--- START ---

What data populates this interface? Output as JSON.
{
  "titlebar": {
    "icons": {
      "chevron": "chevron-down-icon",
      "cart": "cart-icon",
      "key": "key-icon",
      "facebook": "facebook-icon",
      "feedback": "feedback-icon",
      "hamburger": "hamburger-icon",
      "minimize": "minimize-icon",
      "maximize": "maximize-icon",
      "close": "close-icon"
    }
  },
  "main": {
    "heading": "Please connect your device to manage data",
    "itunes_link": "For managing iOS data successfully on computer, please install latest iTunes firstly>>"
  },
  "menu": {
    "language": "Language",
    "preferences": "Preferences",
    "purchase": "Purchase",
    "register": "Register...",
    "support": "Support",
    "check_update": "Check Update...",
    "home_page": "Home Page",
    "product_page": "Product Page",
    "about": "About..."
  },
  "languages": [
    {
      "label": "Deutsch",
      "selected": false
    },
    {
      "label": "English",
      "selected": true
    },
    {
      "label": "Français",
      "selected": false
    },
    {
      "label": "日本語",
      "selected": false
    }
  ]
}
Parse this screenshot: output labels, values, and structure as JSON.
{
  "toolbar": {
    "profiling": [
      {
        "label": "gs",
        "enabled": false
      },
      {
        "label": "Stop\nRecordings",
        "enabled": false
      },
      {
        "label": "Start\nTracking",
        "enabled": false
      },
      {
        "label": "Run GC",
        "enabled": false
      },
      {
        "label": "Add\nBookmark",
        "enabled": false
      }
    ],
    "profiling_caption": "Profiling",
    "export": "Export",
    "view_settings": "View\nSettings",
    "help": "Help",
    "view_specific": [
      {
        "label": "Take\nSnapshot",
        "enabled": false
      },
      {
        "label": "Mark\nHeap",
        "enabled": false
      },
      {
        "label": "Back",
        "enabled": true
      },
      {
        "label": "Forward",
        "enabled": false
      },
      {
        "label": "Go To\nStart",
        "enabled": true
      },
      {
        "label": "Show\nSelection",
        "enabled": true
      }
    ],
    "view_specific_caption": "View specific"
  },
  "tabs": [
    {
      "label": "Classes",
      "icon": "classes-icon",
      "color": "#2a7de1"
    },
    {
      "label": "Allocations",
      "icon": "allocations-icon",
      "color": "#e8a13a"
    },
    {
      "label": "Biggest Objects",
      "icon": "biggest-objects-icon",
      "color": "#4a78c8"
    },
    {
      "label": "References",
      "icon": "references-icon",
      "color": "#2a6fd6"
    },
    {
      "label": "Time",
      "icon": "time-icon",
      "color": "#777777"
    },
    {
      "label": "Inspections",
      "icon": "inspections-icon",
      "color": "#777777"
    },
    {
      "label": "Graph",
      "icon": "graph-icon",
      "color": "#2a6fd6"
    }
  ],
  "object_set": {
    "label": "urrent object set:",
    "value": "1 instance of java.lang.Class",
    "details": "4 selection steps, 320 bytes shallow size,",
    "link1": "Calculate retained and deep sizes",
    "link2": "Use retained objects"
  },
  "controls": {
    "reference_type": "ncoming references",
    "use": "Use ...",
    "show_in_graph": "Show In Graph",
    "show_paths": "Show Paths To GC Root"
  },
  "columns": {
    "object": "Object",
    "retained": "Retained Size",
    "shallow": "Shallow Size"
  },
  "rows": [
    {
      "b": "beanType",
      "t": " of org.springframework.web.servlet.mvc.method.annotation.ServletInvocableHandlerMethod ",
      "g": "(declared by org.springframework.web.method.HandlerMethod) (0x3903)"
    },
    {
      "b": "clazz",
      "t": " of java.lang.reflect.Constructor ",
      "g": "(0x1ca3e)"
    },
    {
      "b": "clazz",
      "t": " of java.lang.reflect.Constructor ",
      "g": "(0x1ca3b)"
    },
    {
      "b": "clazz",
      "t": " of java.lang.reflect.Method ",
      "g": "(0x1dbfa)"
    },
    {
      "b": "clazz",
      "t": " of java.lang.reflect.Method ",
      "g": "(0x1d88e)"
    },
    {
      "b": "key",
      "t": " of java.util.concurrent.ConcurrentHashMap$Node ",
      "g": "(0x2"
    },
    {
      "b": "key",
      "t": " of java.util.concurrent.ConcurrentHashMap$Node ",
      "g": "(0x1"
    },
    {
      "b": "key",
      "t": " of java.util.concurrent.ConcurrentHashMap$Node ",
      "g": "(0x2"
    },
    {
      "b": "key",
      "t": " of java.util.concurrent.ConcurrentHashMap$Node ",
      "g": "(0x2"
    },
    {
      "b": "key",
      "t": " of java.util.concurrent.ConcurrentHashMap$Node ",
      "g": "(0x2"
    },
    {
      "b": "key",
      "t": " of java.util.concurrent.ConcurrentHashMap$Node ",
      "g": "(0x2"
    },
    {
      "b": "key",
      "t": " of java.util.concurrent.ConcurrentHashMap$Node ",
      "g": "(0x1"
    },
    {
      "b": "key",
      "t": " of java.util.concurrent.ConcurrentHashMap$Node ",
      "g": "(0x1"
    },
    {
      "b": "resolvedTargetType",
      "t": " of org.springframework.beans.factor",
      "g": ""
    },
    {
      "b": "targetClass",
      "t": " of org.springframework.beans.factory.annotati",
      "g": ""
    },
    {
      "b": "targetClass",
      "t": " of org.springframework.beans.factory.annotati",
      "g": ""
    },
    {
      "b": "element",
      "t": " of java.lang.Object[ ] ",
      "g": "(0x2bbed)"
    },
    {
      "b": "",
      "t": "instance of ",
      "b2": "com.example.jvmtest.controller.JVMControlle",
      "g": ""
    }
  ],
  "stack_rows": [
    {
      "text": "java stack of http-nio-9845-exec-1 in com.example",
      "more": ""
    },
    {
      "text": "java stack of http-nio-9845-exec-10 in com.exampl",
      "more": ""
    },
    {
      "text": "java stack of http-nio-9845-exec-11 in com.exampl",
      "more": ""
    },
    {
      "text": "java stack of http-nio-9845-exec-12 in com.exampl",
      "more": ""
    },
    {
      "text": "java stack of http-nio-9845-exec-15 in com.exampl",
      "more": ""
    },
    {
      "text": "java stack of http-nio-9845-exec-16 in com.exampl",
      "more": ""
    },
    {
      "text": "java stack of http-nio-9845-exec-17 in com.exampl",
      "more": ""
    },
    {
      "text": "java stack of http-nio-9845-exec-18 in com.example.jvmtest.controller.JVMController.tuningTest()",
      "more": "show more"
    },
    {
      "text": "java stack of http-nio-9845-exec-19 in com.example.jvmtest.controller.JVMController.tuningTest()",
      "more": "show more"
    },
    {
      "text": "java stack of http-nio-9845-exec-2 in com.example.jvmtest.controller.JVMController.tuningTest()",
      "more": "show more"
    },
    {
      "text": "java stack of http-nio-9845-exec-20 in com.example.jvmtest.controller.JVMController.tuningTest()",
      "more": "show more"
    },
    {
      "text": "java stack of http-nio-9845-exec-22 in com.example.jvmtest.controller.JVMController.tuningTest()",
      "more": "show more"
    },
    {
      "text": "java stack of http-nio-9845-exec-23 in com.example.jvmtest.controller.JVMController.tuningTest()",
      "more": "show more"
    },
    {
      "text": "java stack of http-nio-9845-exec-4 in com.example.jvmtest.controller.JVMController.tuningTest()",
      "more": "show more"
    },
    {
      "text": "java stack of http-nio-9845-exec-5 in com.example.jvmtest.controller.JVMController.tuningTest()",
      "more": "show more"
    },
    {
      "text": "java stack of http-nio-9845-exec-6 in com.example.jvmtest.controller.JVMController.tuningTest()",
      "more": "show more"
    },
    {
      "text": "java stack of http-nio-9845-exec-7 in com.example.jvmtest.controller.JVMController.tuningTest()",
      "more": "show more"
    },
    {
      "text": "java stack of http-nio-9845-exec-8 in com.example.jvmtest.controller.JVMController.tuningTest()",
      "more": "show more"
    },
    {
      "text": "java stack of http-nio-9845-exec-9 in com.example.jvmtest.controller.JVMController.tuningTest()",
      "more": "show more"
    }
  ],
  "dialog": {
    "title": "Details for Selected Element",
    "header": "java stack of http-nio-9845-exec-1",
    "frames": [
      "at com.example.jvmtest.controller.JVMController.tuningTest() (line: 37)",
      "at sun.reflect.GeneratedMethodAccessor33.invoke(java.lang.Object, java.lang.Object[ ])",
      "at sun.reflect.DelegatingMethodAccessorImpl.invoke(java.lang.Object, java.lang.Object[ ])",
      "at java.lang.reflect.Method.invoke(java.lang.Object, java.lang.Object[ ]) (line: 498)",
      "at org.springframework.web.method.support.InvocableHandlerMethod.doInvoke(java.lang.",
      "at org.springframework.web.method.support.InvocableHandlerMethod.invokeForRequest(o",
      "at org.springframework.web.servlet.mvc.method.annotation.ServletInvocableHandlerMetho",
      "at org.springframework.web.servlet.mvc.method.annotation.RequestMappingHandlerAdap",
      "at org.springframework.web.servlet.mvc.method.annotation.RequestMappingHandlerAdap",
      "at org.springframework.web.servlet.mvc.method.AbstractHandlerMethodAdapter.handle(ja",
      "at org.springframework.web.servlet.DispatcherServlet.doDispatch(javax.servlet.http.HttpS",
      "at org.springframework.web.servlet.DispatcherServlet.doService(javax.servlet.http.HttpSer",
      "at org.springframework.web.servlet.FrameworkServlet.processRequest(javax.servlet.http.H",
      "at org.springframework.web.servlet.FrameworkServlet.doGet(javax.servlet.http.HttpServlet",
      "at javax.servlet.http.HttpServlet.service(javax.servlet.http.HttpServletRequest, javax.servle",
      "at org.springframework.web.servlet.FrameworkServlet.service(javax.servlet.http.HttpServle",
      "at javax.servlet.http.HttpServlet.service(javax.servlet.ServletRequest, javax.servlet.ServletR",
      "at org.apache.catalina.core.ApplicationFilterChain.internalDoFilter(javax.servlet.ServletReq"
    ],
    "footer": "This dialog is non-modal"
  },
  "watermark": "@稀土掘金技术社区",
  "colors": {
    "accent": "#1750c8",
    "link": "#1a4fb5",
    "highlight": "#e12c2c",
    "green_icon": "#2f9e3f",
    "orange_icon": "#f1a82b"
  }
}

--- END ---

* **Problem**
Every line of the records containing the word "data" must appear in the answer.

* **Answer to this task**
What data populates this interface? Output as JSON.
    "heading": "Please connect your device to manage data",
    "itunes_link": "For managing iOS data successfully on computer, please install latest iTunes firstly>>"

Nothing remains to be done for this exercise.